THAT PASSION FOR ART CAME FROM Olsen's childhood in Bethlehem, Connecticut. Her parents owned a shop specializing in handcrafted Scandinavian furniture and socialized with the sculptor Alexander Calder; her grandmother was the visual director for the Lerner department store in New York. After high school, Olsen moved to the Bay State to attend Beverly's Montserrat College of Art and never left the area.

Upon graduating from art school in 1974, Olsen began her career as a weaver and eventually helped found Ten Hands, a now-defunct cooperative crafts gallery in the artists' colony of Rockport, where she developed her hallmark technique, printing fabrics with stamps cut from raw potatoes. In 1984, she partnered with an apparel salesman and a financial backer to launch a line of clothing based on those prints. Within a year, the line was successful enough that she never looked back.

In 1999, Olsen's business was purchased by clothing conglomerate Liz Claiborne, which has developed a track record of successfully bringing other hot lines - including Lucky Brand, Juicy Couture, and most recently Kate Spade - into the fold while maintaining their individual identities. The benefit of such a guiding force, Olsen says, has meant manufacturing economies of scale that make for better quality, access to Project Runway mentor Tim Gunn (he was recently hired as a guru working with all the Liz Claiborne labels), and the Sigrid Olsen brand's rapid expansion into shopping districts and malls across the country.

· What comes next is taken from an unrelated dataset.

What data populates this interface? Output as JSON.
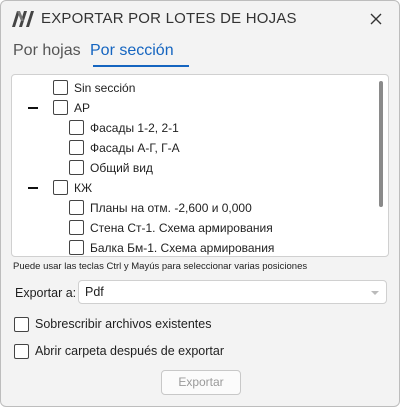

Entering her own stores is still surreal for her, Olsen admits. "There's Sigrid Olsen that's me, and the brand, and it's kind of two separate entities," she says. "I even talk about Sigrid Olsen in the third person." The key benefit to having the boutiques is that she can design them to reflect her vision, often using her own artistic creations, from paintings to wallpaper to lampshades, to enhance the decor. "That gets across the message 'There's an artist behind this brand,' " Olsen says. "That's what sets it apart."

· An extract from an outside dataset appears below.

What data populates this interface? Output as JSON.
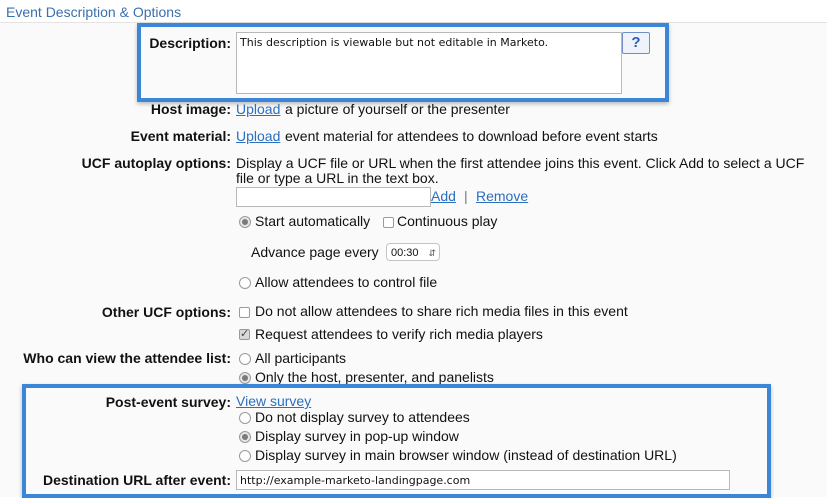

Olsen creates much of this artwork at her Rocky Neck home, which functions as a studio and gallery when she's there. "I find I need that immediate gratification to make something and have a viewer react directly," she admits, comparing making and showing her own artwork in a relatively quick process to designing a clothing line and not seeing it on the racks until nearly a year later. Her artwork also inspires the color choices and textures of her fashions. "I work ideas out through the creation of a painting," Olsen explains. "It ends up in the fashion - sometimes directly, sometimes indirectly. It's the art first, the design second, but it all comes together really well."

Sticking around Boston, she says, has helped her stay "grounded" and kept her from getting too caught up in the "incestuous" New York fashion industry. She still goes in about once a week, though, to meet with Claiborne executives or licensees, give magazine interviews or attend photo shoots, or serve on the committee of Fashion Targets Breast Cancer, a philanthropic campaign run by the Council of Fashion Designers of America that donates a portion of clothing sales to breast cancer research and care. (Olsen is a breast cancer survivor, who fought off early-stage cancer with a double mastectomy in 2005.)

At her company headquarters, which she recently relocated to Beverly from Wakefield, Olsen spearheads a team of about a dozen designers, guiding them with concepts, color palates, and textile designs. She also still serves as art director for all the company's advertising and promotional materials. And her face is increasingly recognized. In November, she appeared on the Martha Stewart Show to demonstrate her technique for creating hand-stamped notebooks. "It was so inspiring," Olsen says of the experience, "the whole empire she's created."

Like Stewart, Olsen's appetite for stamping her style on the world seems to have no bounds. "I'd love to do hotel interior design, have a magazine, a TV show, and expand into other categories - children's wear, swimwear, stationery, furniture," she says. "I feel like I'm just starting."

SEARCH THE ARCHIVES